    When you start a flower garden, you plant the seeds of the kinds of flowers you want.  The farmer plants seeds of corn and wheat, tomatoes and lettuce.  But how about the wild plants, the grass, the wildflowers and weeds, the big trees in the forest?  How do their seeds get planted?  How do plants spread their seeds so that almost every bit of the earth’s land surface that has enough moisture is covered with vegetation?

    Plants spread their seeds in many different ways. Some are blown about by the wind, some float on the water, some hitchhike rides on animals. Some plants even plant their own seeds, and some just let their seeds drop to the ground.

    A seed is a wonderful device that does two things: (1) it helps a plant to travel; (2) it protects the baby plant against enemies and bad weather until conditions are right for the young plant to start growing.

    You may object that plants do not travel; they take root in a spot and stay there. The old oak tree, of course, has to stay where it is. But every acorn contains a new small oak tree inside the shell. When strong winds blow and the acorns fall, some of them may hit projecting limbs on their way down and bounce many feet away from the parent tree. Squirrels may carry acorns some distance and bury them. If the squirrel fails to return for its buried food supply the acorn may grow into a new tree some distance away from the parent tree. And thus, while they are still very small babies, the oak trees do travel. So it is with most plants; they do their traveling while in the seed.

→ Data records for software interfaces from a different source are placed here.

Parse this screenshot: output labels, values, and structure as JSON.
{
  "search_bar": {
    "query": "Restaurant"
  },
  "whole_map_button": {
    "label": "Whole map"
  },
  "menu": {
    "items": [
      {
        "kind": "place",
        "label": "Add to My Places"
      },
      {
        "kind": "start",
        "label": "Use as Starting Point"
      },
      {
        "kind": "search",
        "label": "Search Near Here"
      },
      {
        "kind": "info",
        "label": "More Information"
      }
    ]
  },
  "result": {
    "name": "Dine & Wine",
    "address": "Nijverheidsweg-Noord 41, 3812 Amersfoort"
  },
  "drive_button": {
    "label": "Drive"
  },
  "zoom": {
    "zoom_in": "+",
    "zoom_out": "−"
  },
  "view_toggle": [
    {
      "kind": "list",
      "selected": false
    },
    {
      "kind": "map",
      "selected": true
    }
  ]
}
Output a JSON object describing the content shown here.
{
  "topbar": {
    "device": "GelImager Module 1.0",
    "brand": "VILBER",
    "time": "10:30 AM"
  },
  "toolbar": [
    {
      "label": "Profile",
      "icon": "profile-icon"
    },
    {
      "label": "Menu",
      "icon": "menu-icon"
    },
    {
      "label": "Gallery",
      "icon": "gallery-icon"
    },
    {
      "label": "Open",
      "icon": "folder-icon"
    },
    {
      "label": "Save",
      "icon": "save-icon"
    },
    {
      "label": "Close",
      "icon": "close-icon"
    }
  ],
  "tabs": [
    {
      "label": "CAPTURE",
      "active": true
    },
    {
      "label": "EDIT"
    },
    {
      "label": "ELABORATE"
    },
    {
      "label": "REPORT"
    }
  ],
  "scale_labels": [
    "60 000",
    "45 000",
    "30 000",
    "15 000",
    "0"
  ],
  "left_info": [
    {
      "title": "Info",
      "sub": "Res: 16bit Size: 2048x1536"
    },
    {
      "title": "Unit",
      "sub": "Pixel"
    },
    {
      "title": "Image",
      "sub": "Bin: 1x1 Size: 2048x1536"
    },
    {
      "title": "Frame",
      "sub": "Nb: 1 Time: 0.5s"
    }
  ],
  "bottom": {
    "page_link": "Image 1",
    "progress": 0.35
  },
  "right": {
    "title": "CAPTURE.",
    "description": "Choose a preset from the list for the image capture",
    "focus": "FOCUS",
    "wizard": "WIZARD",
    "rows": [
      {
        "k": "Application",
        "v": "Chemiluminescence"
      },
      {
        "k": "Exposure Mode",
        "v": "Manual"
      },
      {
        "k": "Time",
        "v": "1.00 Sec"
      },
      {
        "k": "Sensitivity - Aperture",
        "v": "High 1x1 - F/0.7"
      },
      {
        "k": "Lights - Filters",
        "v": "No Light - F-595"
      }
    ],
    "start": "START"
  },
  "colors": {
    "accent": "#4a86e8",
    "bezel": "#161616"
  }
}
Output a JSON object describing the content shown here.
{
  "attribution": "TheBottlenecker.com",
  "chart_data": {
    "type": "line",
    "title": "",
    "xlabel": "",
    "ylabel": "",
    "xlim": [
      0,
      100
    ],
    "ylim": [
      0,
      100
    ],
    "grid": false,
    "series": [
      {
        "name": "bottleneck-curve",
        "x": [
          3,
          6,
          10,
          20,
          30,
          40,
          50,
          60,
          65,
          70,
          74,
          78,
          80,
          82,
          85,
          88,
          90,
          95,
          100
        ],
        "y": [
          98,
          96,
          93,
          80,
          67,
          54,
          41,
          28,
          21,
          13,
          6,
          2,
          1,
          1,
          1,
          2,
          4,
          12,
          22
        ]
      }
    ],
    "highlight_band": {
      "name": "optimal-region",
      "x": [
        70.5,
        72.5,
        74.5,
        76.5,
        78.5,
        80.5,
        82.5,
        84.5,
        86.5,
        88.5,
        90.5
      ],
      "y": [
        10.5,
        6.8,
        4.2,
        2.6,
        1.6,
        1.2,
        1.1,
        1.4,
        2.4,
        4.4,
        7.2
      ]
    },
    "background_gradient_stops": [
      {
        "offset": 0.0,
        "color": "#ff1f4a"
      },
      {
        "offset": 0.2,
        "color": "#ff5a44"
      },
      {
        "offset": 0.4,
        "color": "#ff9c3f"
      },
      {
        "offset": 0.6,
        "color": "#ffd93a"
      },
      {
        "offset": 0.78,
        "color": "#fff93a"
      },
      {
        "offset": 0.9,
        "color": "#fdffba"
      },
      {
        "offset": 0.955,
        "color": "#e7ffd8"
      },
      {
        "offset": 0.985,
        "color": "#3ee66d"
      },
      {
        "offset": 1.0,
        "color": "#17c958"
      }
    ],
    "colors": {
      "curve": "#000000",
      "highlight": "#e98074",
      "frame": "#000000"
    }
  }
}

    “How Plants Spread Their Seeds” The Book of Knowledge

  • Plants
    Ready to go outdoors? The Handbook of Nature Study covers plants beginning on page 453, and continuing through page 731. The beginning pages cover how to begin the study of plants and their flowers, and then follow guidelines for investigating specific wildflowers, weeds, garden flowers, cultivated crop plants, trees, and flowerless plants.  You’ll find seeds discussed throughout.  (For example, see the milkweed discussion in the wildflower section.)


Further Investigation

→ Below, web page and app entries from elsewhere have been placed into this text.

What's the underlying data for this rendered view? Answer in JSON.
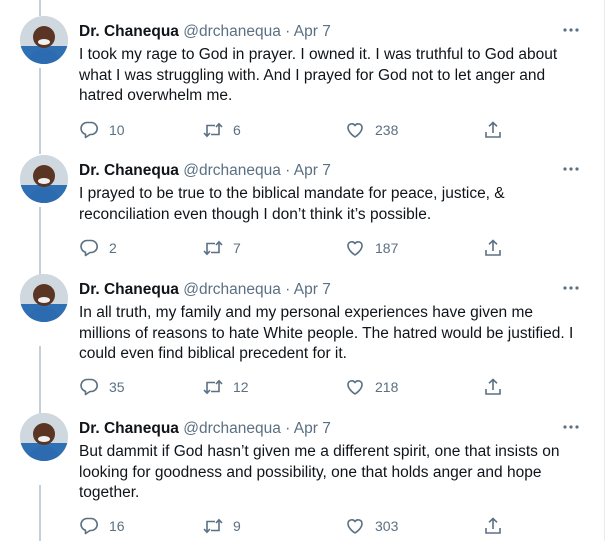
{
  "tweets": [
    {
      "name": "Dr. Chanequa",
      "handle": "@drchanequa",
      "separator": "·",
      "date": "Apr 7",
      "text": "I took my rage to God in prayer. I owned it. I was truthful to God about what I was struggling with. And I prayed for God not to let anger and hatred overwhelm me.",
      "replies": "10",
      "retweets": "6",
      "likes": "238"
    },
    {
      "name": "Dr. Chanequa",
      "handle": "@drchanequa",
      "separator": "·",
      "date": "Apr 7",
      "text": "I prayed to be true to the biblical mandate for peace, justice, & reconciliation even though I don’t think it’s possible.",
      "replies": "2",
      "retweets": "7",
      "likes": "187"
    },
    {
      "name": "Dr. Chanequa",
      "handle": "@drchanequa",
      "separator": "·",
      "date": "Apr 7",
      "text": "In all truth, my family and my personal experiences have given me millions of reasons to hate White people. The hatred would be justified. I could even find biblical precedent for it.",
      "replies": "35",
      "retweets": "12",
      "likes": "218"
    },
    {
      "name": "Dr. Chanequa",
      "handle": "@drchanequa",
      "separator": "·",
      "date": "Apr 7",
      "text": "But dammit if God hasn’t given me a different spirit, one that insists on looking for goodness and possibility, one that holds anger and hope together.",
      "replies": "16",
      "retweets": "9",
      "likes": "303"
    }
  ],
  "icons": {
    "more": "more-icon",
    "reply": "reply-icon",
    "retweet": "retweet-icon",
    "like": "like-icon",
    "share": "share-icon"
  },
  "colors": {
    "text": "#0f1419",
    "secondary": "#5b7083",
    "thread_line": "#c4cfd6",
    "border": "#e6ecf0"
  }
}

Seed Dispersal shows different methods and types of plants that use that method to disperse seeds.

Seeds and Seed Dispersal
Discussion for older students from Weber State University.

Is a Coconut a Fruit, Nut or Seed?
Interesting “mystery” from the Library of Congress.

Plant Structures: Seeds
The function, structure and growth of seeds at the Colorado State University Extension Center for older students.



Seed Dispersal
Interactive site at Birmingham Grid for Learning that shows examples of each method.

Gone With the Wind
An experiment from Science Buddies.

Maple Seed Helicopters
Is there anyone that hasn’t done this? Activity at NASA.

Exploring Science and Design with a Maple Seed
From biology and physics, to calculus and computer science, to aerodynamics and astronomy. Who knew you could learn so much with a maple seed? Activities at Indiana University.



The First Book of Plants {Free eBook}
Free public domain title that makes an excellent introduction to plants and can be used as a helpful plant study reference.

Little Wanderers by Margaret Warner Morley
Beautiful book for younger children covering the various ways seeds disperse.  Includes seeds that fly, float, cling, shoot out, and that animals eat.  In the public domain.

The Fly-aways and Other Seed Travelers by Francis Marion Fultz
A look at the fly-aways, sailors, jumpers, swimmers, and more!

Seed Dispersal by W. J. Beal
Short public domain work that discusses the different plants that disperse their seeds in various ways.


Unit Studies & Lesson Plans

How Seeds Get Here…And There
4-page download at the Missouri Botanical Garden with four seed dispersal activities.

Scattering Seeds
Lesson plan at for middle grades where students discover the seed dispersal method.

Parable of the Sower
Free lesson to go with the third activity at Calvary Chapel Children’s Ministry.


Printables & Notebooking Pages

Nature Journal Notebooking Sets {Free Download}
Free blank nature journal sets for drawing, illustrating, copying, or narrating.

How Seeds Find New Homes (Dispersal) Notebooking Pages
Simple pages that go with the lesson for copywork, narrations, and wrapping up.


Enjoy the complete series:

Free Nature Studies: Our Wonderful World